The concentrations of Al3+ and Li+ in an aqueous alkali affect the ability of the solution to capture CO2. When CO2 gas was forced into such a solution, CO2 was captured via the formation of a carbonate-containing compound. The carbonate-containing compound was Li-Al-CO3 hydrotalcite (Li-Al-CO3 LDH) or amorphous aluminium hydroxycarbonate. The former compound contained 2.84-3.22 wt% carbon, while the latter contained less carbon (1.52-1.97 wt%). The Li-Al-CO3 LDH was porous with nanosized pores and had a BET surface area of 114.8-161.8 m2 g-1. The injection of a relatively low CO2 gas flow rate into the Al3+- and Li +-containing aqueous solution favoured the production of Li-Al-CO3 LDH. For example, forcing CO2 gas into the aqueous solution at a flow rate of 70 mL min-1 produced Li-Al-CO 3 LDH. Injecting CO2 at a higher flow rate (120 mL min-1) into the same solution produced amorphous aluminium hydroxycarbonate. A CO2 capture capacity (mmol per gram AlLi IMC) of up to ∼30 mmol g-1 (1.30 kg CO2 per kg of AlLi) was achieved in 120 s. The fall in the pH of the alkaline solution during CO 2 bubbling was the critical factor that determined whether the final product was Li-Al-CO3 LDH or amorphous aluminum hydroxycarbonate.
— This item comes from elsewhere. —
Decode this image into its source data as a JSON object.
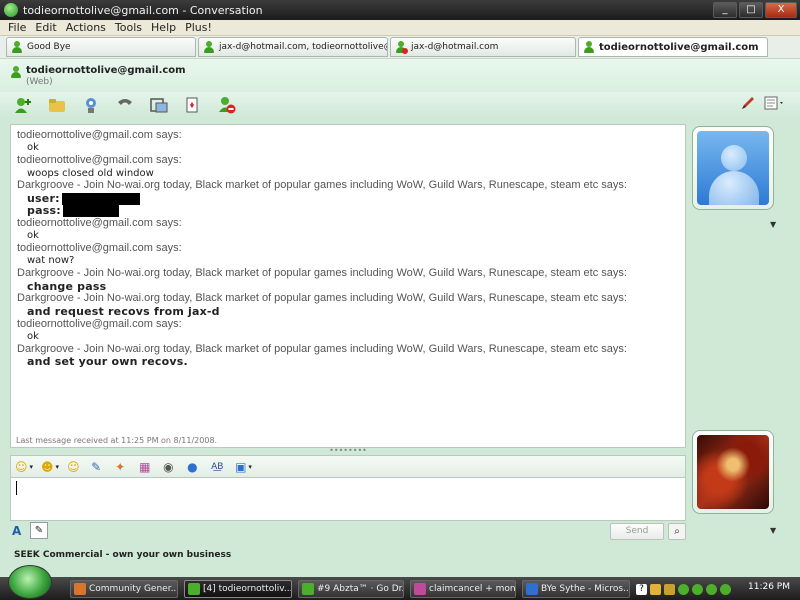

ASJC Scopus subject areas
- Renewable Energy, Sustainability and the Environment
- Materials Science(all)